Dataset excerpts
━━━━

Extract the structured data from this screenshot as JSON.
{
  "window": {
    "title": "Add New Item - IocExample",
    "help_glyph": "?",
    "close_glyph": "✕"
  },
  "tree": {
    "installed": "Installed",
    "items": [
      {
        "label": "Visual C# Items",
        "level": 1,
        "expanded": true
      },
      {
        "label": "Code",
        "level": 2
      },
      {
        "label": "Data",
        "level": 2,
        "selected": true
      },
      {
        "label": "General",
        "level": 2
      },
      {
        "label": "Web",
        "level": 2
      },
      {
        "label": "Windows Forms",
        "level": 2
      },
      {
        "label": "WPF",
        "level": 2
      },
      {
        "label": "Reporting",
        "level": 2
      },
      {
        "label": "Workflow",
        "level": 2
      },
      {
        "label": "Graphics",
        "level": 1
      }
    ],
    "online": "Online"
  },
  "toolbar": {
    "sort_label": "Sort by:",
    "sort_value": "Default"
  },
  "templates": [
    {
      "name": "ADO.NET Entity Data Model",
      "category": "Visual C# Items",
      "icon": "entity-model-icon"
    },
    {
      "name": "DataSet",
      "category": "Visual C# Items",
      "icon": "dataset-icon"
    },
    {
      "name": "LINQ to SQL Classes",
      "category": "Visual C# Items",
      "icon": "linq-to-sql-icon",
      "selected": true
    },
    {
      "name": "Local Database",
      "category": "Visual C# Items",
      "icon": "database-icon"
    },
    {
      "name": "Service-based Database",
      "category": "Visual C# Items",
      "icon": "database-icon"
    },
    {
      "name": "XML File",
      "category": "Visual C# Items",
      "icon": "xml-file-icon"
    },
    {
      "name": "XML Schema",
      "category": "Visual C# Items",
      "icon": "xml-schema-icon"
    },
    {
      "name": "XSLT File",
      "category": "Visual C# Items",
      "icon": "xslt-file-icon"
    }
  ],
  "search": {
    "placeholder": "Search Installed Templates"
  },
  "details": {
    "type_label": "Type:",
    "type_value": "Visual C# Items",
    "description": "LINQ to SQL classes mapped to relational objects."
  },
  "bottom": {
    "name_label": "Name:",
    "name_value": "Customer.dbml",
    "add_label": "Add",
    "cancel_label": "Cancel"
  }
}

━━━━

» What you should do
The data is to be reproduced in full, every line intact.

» Result for this exercise
Extract the structured data from this screenshot as JSON.
{
  "window": {
    "title": "Add New Item - IocExample",
    "help_glyph": "?",
    "close_glyph": "✕"
  },
  "tree": {
    "installed": "Installed",
    "items": [
      {
        "label": "Visual C# Items",
        "level": 1,
        "expanded": true
      },
      {
        "label": "Code",
        "level": 2
      },
      {
        "label": "Data",
        "level": 2,
        "selected": true
      },
      {
        "label": "General",
        "level": 2
      },
      {
        "label": "Web",
        "level": 2
      },
      {
        "label": "Windows Forms",
        "level": 2
      },
      {
        "label": "WPF",
        "level": 2
      },
      {
        "label": "Reporting",
        "level": 2
      },
      {
        "label": "Workflow",
        "level": 2
      },
      {
        "label": "Graphics",
        "level": 1
      }
    ],
    "online": "Online"
  },
  "toolbar": {
    "sort_label": "Sort by:",
    "sort_value": "Default"
  },
  "templates": [
    {
      "name": "ADO.NET Entity Data Model",
      "category": "Visual C# Items",
      "icon": "entity-model-icon"
    },
    {
      "name": "DataSet",
      "category": "Visual C# Items",
      "icon": "dataset-icon"
    },
    {
      "name": "LINQ to SQL Classes",
      "category": "Visual C# Items",
      "icon": "linq-to-sql-icon",
      "selected": true
    },
    {
      "name": "Local Database",
      "category": "Visual C# Items",
      "icon": "database-icon"
    },
    {
      "name": "Service-based Database",
      "category": "Visual C# Items",
      "icon": "database-icon"
    },
    {
      "name": "XML File",
      "category": "Visual C# Items",
      "icon": "xml-file-icon"
    },
    {
      "name": "XML Schema",
      "category": "Visual C# Items",
      "icon": "xml-schema-icon"
    },
    {
      "name": "XSLT File",
      "category": "Visual C# Items",
      "icon": "xslt-file-icon"
    }
  ],
  "search": {
    "placeholder": "Search Installed Templates"
  },
  "details": {
    "type_label": "Type:",
    "type_value": "Visual C# Items",
    "description": "LINQ to SQL classes mapped to relational objects."
  },
  "bottom": {
    "name_label": "Name:",
    "name_value": "Customer.dbml",
    "add_label": "Add",
    "cancel_label": "Cancel"
  }
}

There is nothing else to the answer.